WHAT THIS TASK INVOLVES:
Because the pictures are not wanted, give back only the exact text of every entry below.

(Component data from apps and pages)
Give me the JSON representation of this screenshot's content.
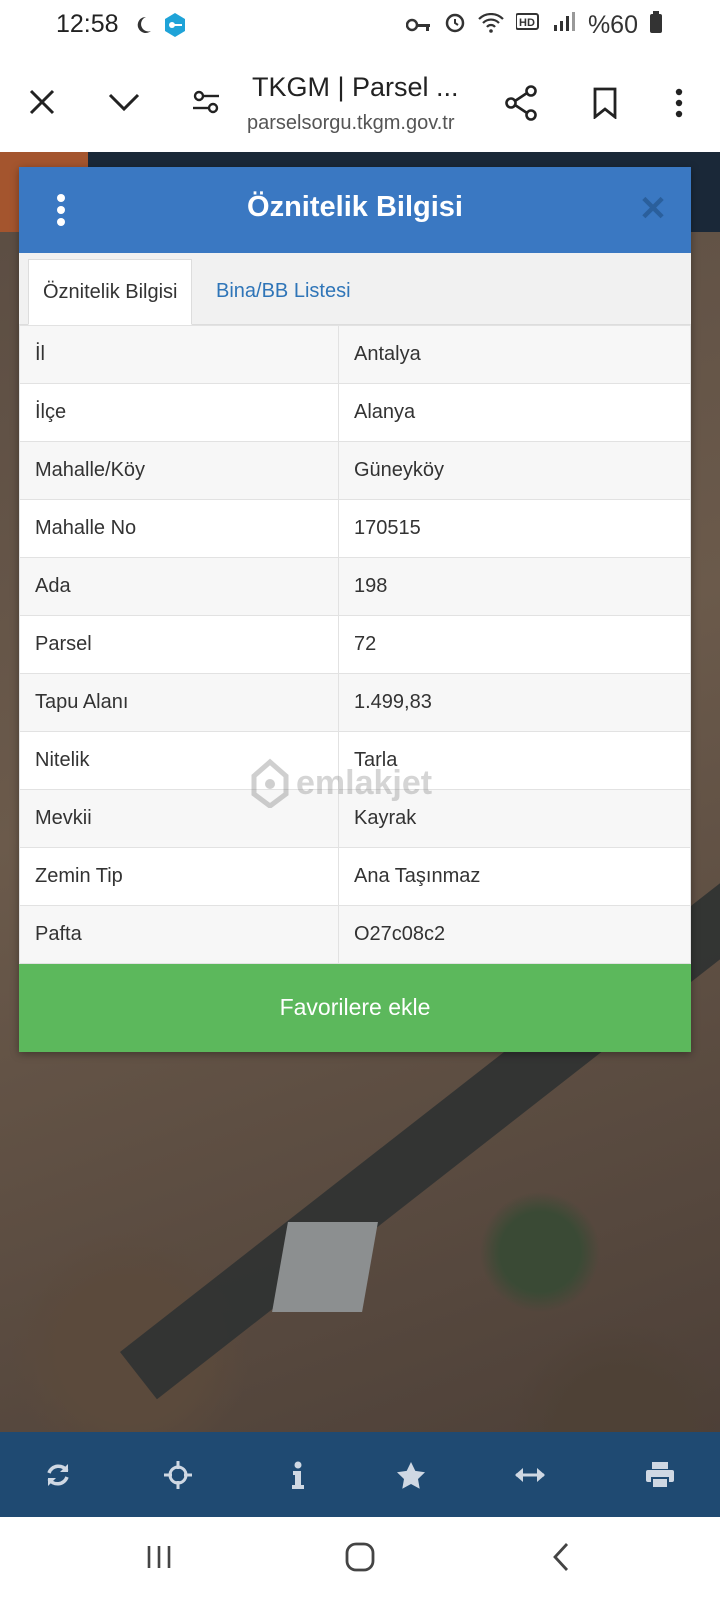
{
  "status": {
    "time": "12:58",
    "battery": "%60"
  },
  "browser": {
    "tab_title": "TKGM | Parsel ...",
    "url": "parselsorgu.tkgm.gov.tr"
  },
  "panel": {
    "title": "Öznitelik Bilgisi",
    "tabs": [
      {
        "label": "Öznitelik Bilgisi",
        "active": true
      },
      {
        "label": "Bina/BB Listesi",
        "active": false
      }
    ],
    "rows": [
      {
        "key": "İl",
        "value": "Antalya"
      },
      {
        "key": "İlçe",
        "value": "Alanya"
      },
      {
        "key": "Mahalle/Köy",
        "value": "Güneyköy"
      },
      {
        "key": "Mahalle No",
        "value": "170515"
      },
      {
        "key": "Ada",
        "value": "198"
      },
      {
        "key": "Parsel",
        "value": "72"
      },
      {
        "key": "Tapu Alanı",
        "value": "1.499,83"
      },
      {
        "key": "Nitelik",
        "value": "Tarla"
      },
      {
        "key": "Mevkii",
        "value": "Kayrak"
      },
      {
        "key": "Zemin Tip",
        "value": "Ana Taşınmaz"
      },
      {
        "key": "Pafta",
        "value": "O27c08c2"
      }
    ],
    "fav_button": "Favorilere ekle"
  },
  "watermark": "emlakjet",
  "colors": {
    "header": "#3a78c2",
    "fav_button": "#5cb85c",
    "toolbar": "#1f4a72",
    "tab_link": "#2f75b8"
  },
  "toolbar_icons": [
    "refresh-icon",
    "locate-icon",
    "info-icon",
    "star-icon",
    "measure-icon",
    "print-icon"
  ]
}
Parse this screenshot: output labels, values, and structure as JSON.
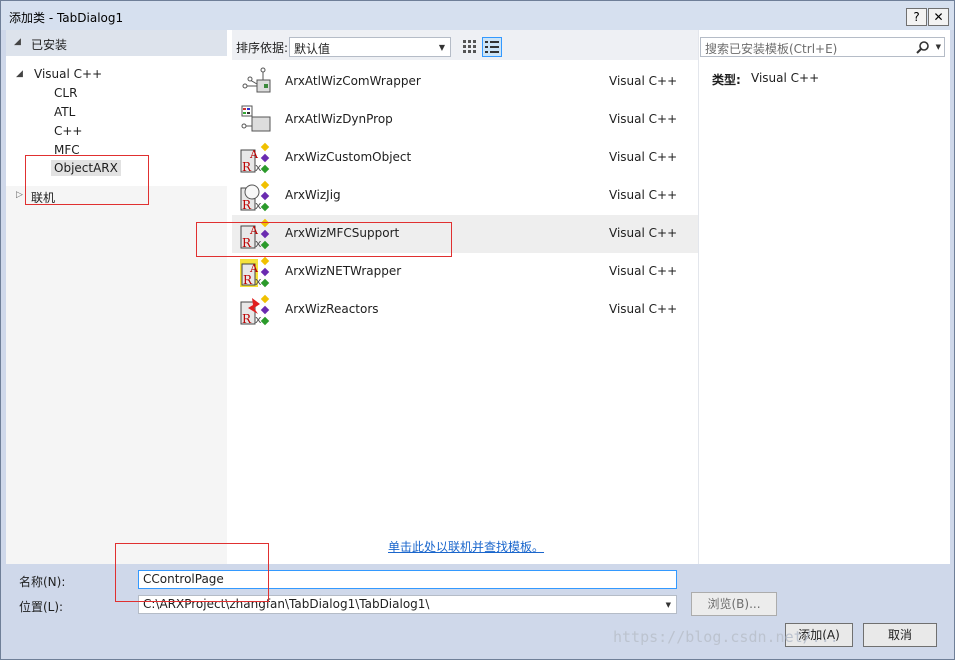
{
  "window": {
    "title": "添加类 - TabDialog1",
    "help_label": "?",
    "close_label": "✕"
  },
  "tree": {
    "installed_label": "已安装",
    "root_label": "Visual C++",
    "children": [
      "CLR",
      "ATL",
      "C++",
      "MFC",
      "ObjectARX"
    ],
    "selected": "ObjectARX",
    "online_label": "联机"
  },
  "sortbar": {
    "label": "排序依据:",
    "value": "默认值"
  },
  "templates": [
    {
      "name": "ArxAtlWizComWrapper",
      "lang": "Visual C++",
      "icon": "com-wrapper-icon"
    },
    {
      "name": "ArxAtlWizDynProp",
      "lang": "Visual C++",
      "icon": "dynprop-icon"
    },
    {
      "name": "ArxWizCustomObject",
      "lang": "Visual C++",
      "icon": "arx-ribbon-icon"
    },
    {
      "name": "ArxWizJig",
      "lang": "Visual C++",
      "icon": "arx-jig-icon"
    },
    {
      "name": "ArxWizMFCSupport",
      "lang": "Visual C++",
      "icon": "arx-ribbon-icon"
    },
    {
      "name": "ArxWizNETWrapper",
      "lang": "Visual C++",
      "icon": "arx-net-icon"
    },
    {
      "name": "ArxWizReactors",
      "lang": "Visual C++",
      "icon": "arx-reactor-icon"
    }
  ],
  "selected_template": "ArxWizMFCSupport",
  "online_link": "单击此处以联机并查找模板。",
  "search": {
    "placeholder": "搜索已安装模板(Ctrl+E)"
  },
  "details": {
    "type_label": "类型:",
    "type_value": "Visual C++"
  },
  "name_field": {
    "label": "名称(N):",
    "value": "CControlPage"
  },
  "location_field": {
    "label": "位置(L):",
    "value": "C:\\ARXProject\\zhangfan\\TabDialog1\\TabDialog1\\"
  },
  "buttons": {
    "browse": "浏览(B)...",
    "add": "添加(A)",
    "cancel": "取消"
  },
  "watermark": "https://blog.csdn.net/...",
  "colors": {
    "accent": "#3399ff",
    "annotation": "#e03030",
    "link": "#1a66cc"
  }
}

RESPONSE FOR THIS EXERCISE:
Give me the JSON representation of this screenshot's content.
{
  "status": {
    "time": "12:58",
    "battery": "%60"
  },
  "browser": {
    "tab_title": "TKGM | Parsel ...",
    "url": "parselsorgu.tkgm.gov.tr"
  },
  "panel": {
    "title": "Öznitelik Bilgisi",
    "tabs": [
      {
        "label": "Öznitelik Bilgisi",
        "active": true
      },
      {
        "label": "Bina/BB Listesi",
        "active": false
      }
    ],
    "rows": [
      {
        "key": "İl",
        "value": "Antalya"
      },
      {
        "key": "İlçe",
        "value": "Alanya"
      },
      {
        "key": "Mahalle/Köy",
        "value": "Güneyköy"
      },
      {
        "key": "Mahalle No",
        "value": "170515"
      },
      {
        "key": "Ada",
        "value": "198"
      },
      {
        "key": "Parsel",
        "value": "72"
      },
      {
        "key": "Tapu Alanı",
        "value": "1.499,83"
      },
      {
        "key": "Nitelik",
        "value": "Tarla"
      },
      {
        "key": "Mevkii",
        "value": "Kayrak"
      },
      {
        "key": "Zemin Tip",
        "value": "Ana Taşınmaz"
      },
      {
        "key": "Pafta",
        "value": "O27c08c2"
      }
    ],
    "fav_button": "Favorilere ekle"
  },
  "watermark": "emlakjet",
  "colors": {
    "header": "#3a78c2",
    "fav_button": "#5cb85c",
    "toolbar": "#1f4a72",
    "tab_link": "#2f75b8"
  },
  "toolbar_icons": [
    "refresh-icon",
    "locate-icon",
    "info-icon",
    "star-icon",
    "measure-icon",
    "print-icon"
  ]
}
Parse this screenshot: output labels, values, and structure as JSON.
{
  "window": {
    "title": "添加类 - TabDialog1",
    "help_label": "?",
    "close_label": "✕"
  },
  "tree": {
    "installed_label": "已安装",
    "root_label": "Visual C++",
    "children": [
      "CLR",
      "ATL",
      "C++",
      "MFC",
      "ObjectARX"
    ],
    "selected": "ObjectARX",
    "online_label": "联机"
  },
  "sortbar": {
    "label": "排序依据:",
    "value": "默认值"
  },
  "templates": [
    {
      "name": "ArxAtlWizComWrapper",
      "lang": "Visual C++",
      "icon": "com-wrapper-icon"
    },
    {
      "name": "ArxAtlWizDynProp",
      "lang": "Visual C++",
      "icon": "dynprop-icon"
    },
    {
      "name": "ArxWizCustomObject",
      "lang": "Visual C++",
      "icon": "arx-ribbon-icon"
    },
    {
      "name": "ArxWizJig",
      "lang": "Visual C++",
      "icon": "arx-jig-icon"
    },
    {
      "name": "ArxWizMFCSupport",
      "lang": "Visual C++",
      "icon": "arx-ribbon-icon"
    },
    {
      "name": "ArxWizNETWrapper",
      "lang": "Visual C++",
      "icon": "arx-net-icon"
    },
    {
      "name": "ArxWizReactors",
      "lang": "Visual C++",
      "icon": "arx-reactor-icon"
    }
  ],
  "selected_template": "ArxWizMFCSupport",
  "online_link": "单击此处以联机并查找模板。",
  "search": {
    "placeholder": "搜索已安装模板(Ctrl+E)"
  },
  "details": {
    "type_label": "类型:",
    "type_value": "Visual C++"
  },
  "name_field": {
    "label": "名称(N):",
    "value": "CControlPage"
  },
  "location_field": {
    "label": "位置(L):",
    "value": "C:\\ARXProject\\zhangfan\\TabDialog1\\TabDialog1\\"
  },
  "buttons": {
    "browse": "浏览(B)...",
    "add": "添加(A)",
    "cancel": "取消"
  },
  "watermark": "https://blog.csdn.net/...",
  "colors": {
    "accent": "#3399ff",
    "annotation": "#e03030",
    "link": "#1a66cc"
  }
}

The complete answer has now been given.